POLITICAL talking has its uses. But it loses its value, like expired medicine, when it is not followed by suitable action. It was interesting to hear so much chatter concerning the speed with which a French national was brought to trial and released after pointed words from the French Ambassador. Others at Bordelais prison held without trial have no idea when their cases will see the light of day. It reminds us what happens when chicken hawks speak to yard fowls.
The details of the court action and decision to set Eric Sommer free are irrelevant to this writer. What is of concern is how his case suddenly got to the top of the pile. One feels instinctively the power of the French Government. Still, there are crucial questions: Who issued instructions that the case be brought to trial forthwith? What is the fate of the hundreds of locals held at that same place for more summers than Sommer, and without trial?
And the mother of all questions in this: If the government is as dedicated to the separation of powers as it claims, will it investigate the hasty trial and release of the Frenchman? Please do not repeat the ‘separation of powers’ line. It can’t be used to explain why Sommer had his day in court before others who are languishing at Bordelais for much longer. Why the discrimination against locals? Surely, it’s a question which any decent government that claims to represent the interest of ‘the people’ should wish to have answered.
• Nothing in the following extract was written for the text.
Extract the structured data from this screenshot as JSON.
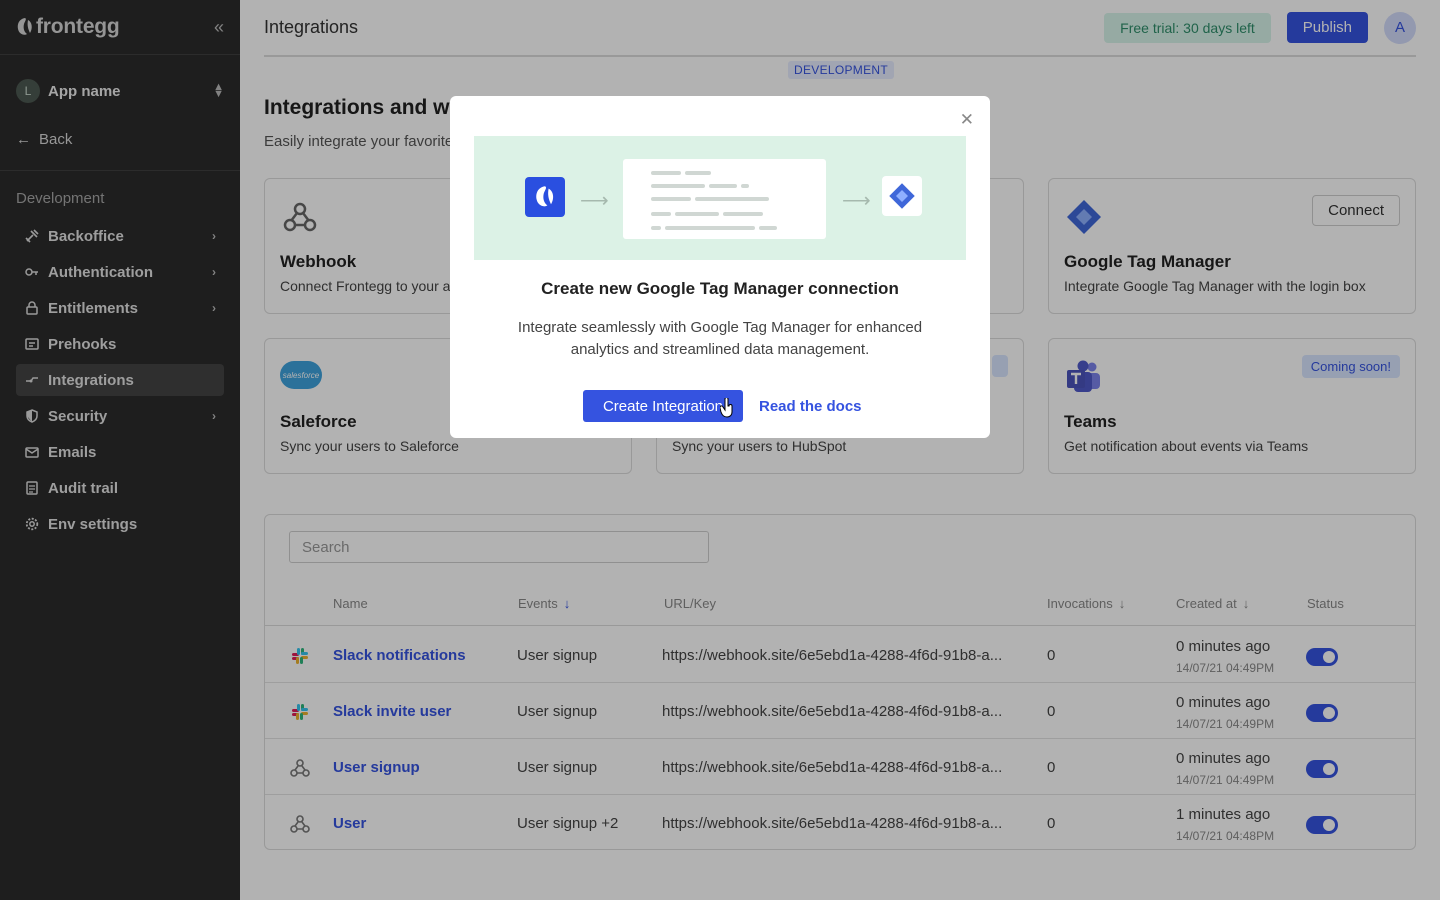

The people of Saint Lucia (especially SLP supporters), who put country before party should demand answers from the government to the above questions. This troubling question gnaws at me. It leads me to ponder the reason Saint Lucians are so passive. Is it a sort of disease aggravated by fear and ignorance? Is this disease of passive lethargy endemic only to this island? And please don’t say that the UWP is not as noisy as the SLP. And do not compare the SLP to a yard fowl that lays an egg and cackles loudly its achievement, while the UWP lays many eggs, and is silent.
People are different when they choose. Everyone feels the pangs of hunger, the pain of violence and the loss of a loved one. Equally, everyone feels the joy of victory and the satisfaction of success. So why are Saint Lucians so passive in the face of such disrespect from politicians they put in office to manage the country – the economy, health care and the justice system in particular.
The most persistent theme that describes the uneasy calm on the island is the lack of a fearless disciple who comes armed only with the word of truth and who fears only God. The word disciple is deliberate as it fits easily into the theme of Holy Week and all that that means to a wilfully Christian society.
Frankly, it’s time the people of Saint Lucia take to the streets and demand more truthful answers from their government. The economy, law and order and the criminal justice system leave too much to be desired. Add this to the lack of job opportunities and the persistent defiance of the government on issues such as IMPACS, Grynberg and others seem to say that the people must cease talking and act. Yes, the situation cries out for a dynamic response such as protest marches. The people must mobilize to force the government to call elections immediately.
The inability of the government to attract more foreign investments is retribution that stalks the land. Didn’t the leader of the SLP (in his role as leader of the opposition), threaten to write to overseas investors asking them not to invest in Saint Lucia? Frankly, there should be a law which prevents any person making such a statement, whether in Parliament or elsewhere, from ever contesting general elections in Saint Lucia.
We hear the cry that the justice system is broken. Has anyone suggested how it might be fixed and by whom? Are the words ‘and nothing happens’ to be the permanent anthem of the criminal justice system? On a recent TV show (Calabash TV, Head to Head on Tuesday 15 March), I said that at present the economy is the most important aspect of public administration with law and order closely following. These two are inextricably bound together. A strong economy in which people are gainfully employed lessens the temptation to commit crime.
The other matter linked to the sinful haste with which Eric Sommer was brought to trial and set free is the lie continuously fed to the people of Saint Lucia regarding the ‘separation of powers’ in the governance of the island. There are ministers of the government and SLP hacks regurgitating that bull. After the Sommer incident and knowing the pressure which the hawk put upon the bare footed yard fowl, does anyone still believe in the notion of ‘separation of powers?
Saint Lucians have watched in silence as the man from the NCA debacle landed a job in Guyana. Then they experienced the discovery of a ‘mistake’ in the Saint Lucia constitution some thirty four years later which was hastily taken to court. And now there is the case of Eric Sommer. Frankly, every intellectual argument regarding the CCJ flew out the window when the ‘constitution mistake’ was adjudicated here. The saving grace was the descending judgment of one of the three judges.
New Labour has tried every way to bend the law to serve its purpose. The amendment of the police appeals legislation and the resulting IMPACS report is another example. What is needed now is follow up action on that report as demanded by the people of Saint Lucia, the EU and US. Bearing the above in mind isn’t it time to wake up and act? Time for action; stop the chatter, enough is enough.